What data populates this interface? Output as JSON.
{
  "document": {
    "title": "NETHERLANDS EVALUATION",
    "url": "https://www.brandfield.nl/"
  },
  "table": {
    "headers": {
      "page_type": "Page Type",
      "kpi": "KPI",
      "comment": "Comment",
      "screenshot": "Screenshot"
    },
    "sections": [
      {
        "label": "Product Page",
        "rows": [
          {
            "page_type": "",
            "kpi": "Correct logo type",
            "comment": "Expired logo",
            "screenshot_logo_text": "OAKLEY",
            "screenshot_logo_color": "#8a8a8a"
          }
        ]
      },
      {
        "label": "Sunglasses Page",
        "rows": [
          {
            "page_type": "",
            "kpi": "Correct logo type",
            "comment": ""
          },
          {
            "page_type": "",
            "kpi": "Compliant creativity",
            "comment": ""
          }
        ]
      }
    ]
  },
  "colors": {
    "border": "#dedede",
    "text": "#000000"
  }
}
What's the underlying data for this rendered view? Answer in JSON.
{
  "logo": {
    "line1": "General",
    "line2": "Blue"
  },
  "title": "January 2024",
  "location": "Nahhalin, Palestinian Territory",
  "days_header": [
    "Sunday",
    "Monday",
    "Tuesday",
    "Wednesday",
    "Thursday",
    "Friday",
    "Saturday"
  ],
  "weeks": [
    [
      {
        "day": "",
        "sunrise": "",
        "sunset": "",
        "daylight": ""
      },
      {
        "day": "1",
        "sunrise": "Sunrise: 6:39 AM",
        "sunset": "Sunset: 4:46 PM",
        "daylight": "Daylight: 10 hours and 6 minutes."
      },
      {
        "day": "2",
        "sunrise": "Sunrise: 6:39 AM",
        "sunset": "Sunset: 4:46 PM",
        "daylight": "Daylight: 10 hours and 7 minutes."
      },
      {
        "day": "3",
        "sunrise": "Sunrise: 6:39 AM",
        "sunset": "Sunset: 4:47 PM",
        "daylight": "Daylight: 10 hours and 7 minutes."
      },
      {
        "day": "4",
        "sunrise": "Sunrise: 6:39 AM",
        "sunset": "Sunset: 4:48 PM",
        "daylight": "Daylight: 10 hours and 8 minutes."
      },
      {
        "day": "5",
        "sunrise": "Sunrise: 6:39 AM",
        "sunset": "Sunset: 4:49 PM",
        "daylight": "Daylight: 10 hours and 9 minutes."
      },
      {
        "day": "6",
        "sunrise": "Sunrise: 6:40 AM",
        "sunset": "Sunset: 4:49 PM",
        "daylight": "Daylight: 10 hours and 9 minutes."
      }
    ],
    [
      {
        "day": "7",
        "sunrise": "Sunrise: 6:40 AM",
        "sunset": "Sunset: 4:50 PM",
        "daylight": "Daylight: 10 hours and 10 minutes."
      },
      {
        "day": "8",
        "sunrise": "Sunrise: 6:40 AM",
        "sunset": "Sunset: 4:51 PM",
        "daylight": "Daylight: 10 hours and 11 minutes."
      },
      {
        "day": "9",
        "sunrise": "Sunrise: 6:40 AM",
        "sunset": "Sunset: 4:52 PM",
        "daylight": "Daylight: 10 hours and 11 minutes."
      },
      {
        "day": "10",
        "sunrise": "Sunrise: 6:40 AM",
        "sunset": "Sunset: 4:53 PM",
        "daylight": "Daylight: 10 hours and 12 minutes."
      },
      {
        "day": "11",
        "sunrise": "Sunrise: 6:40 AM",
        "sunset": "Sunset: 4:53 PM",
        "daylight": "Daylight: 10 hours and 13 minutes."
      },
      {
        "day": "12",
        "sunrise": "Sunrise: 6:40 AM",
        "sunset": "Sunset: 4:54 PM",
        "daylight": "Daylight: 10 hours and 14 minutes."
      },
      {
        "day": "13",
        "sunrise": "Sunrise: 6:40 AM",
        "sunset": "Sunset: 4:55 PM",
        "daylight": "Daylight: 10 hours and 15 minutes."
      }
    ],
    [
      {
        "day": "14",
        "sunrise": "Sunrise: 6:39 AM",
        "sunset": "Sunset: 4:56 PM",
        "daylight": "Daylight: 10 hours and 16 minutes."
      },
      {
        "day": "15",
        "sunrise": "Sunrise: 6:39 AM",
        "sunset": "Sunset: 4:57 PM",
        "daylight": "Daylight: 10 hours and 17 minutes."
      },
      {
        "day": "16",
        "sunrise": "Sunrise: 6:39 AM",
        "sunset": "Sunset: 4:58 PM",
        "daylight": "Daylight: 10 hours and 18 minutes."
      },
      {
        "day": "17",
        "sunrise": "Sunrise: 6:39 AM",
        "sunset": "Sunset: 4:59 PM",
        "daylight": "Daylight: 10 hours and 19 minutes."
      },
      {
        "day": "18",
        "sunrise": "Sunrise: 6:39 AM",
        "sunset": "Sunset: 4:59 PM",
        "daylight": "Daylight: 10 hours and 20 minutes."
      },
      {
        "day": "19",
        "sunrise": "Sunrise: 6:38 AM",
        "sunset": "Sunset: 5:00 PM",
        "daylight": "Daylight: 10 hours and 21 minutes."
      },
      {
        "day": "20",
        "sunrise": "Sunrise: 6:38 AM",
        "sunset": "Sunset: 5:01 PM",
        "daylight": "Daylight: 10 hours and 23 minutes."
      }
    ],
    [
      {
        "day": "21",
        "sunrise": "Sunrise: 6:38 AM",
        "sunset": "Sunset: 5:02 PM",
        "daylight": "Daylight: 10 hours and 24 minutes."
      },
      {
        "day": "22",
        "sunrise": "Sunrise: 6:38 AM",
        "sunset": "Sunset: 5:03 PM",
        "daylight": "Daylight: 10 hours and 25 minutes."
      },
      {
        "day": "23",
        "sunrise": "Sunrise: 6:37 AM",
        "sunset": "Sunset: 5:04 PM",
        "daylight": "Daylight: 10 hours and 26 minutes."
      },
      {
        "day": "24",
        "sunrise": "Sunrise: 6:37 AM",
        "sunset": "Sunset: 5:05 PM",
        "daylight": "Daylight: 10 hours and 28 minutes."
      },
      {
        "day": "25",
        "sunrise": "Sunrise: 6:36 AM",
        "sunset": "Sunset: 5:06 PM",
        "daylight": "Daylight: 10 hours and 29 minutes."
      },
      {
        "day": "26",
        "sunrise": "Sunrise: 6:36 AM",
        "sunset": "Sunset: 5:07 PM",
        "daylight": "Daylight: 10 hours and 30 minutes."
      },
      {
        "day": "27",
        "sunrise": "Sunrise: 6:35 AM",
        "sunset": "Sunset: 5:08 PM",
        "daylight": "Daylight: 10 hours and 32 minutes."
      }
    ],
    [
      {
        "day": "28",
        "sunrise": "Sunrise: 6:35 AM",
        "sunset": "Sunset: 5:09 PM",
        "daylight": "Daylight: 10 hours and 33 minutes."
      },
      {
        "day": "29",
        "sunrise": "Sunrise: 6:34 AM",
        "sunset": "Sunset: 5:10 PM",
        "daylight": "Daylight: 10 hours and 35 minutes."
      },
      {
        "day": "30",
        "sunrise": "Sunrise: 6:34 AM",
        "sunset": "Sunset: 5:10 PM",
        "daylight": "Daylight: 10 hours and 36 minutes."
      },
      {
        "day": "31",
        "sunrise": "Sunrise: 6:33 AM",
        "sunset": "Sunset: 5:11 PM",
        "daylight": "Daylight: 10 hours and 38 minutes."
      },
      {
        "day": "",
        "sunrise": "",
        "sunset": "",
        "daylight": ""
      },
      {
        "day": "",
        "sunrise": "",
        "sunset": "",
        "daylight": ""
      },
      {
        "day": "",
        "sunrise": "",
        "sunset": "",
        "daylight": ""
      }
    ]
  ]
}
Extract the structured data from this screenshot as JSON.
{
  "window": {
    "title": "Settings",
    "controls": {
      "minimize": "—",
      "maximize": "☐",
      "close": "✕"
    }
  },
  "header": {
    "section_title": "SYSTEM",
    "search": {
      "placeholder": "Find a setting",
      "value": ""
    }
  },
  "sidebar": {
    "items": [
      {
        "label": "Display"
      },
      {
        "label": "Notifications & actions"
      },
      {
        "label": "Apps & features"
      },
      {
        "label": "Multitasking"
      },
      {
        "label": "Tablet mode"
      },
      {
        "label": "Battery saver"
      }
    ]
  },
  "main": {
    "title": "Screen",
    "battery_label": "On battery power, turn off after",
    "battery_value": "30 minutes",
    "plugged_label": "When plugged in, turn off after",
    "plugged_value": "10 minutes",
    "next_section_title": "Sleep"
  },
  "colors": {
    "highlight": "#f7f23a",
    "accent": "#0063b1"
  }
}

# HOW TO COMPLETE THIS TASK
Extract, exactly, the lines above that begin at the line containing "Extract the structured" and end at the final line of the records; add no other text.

# OUTPUT BELOW
Extract the structured data from this screenshot as JSON.
{
  "window": {
    "title": "Settings",
    "controls": {
      "minimize": "—",
      "maximize": "☐",
      "close": "✕"
    }
  },
  "header": {
    "section_title": "SYSTEM",
    "search": {
      "placeholder": "Find a setting",
      "value": ""
    }
  },
  "sidebar": {
    "items": [
      {
        "label": "Display"
      },
      {
        "label": "Notifications & actions"
      },
      {
        "label": "Apps & features"
      },
      {
        "label": "Multitasking"
      },
      {
        "label": "Tablet mode"
      },
      {
        "label": "Battery saver"
      }
    ]
  },
  "main": {
    "title": "Screen",
    "battery_label": "On battery power, turn off after",
    "battery_value": "30 minutes",
    "plugged_label": "When plugged in, turn off after",
    "plugged_value": "10 minutes",
    "next_section_title": "Sleep"
  },
  "colors": {
    "highlight": "#f7f23a",
    "accent": "#0063b1"
  }
}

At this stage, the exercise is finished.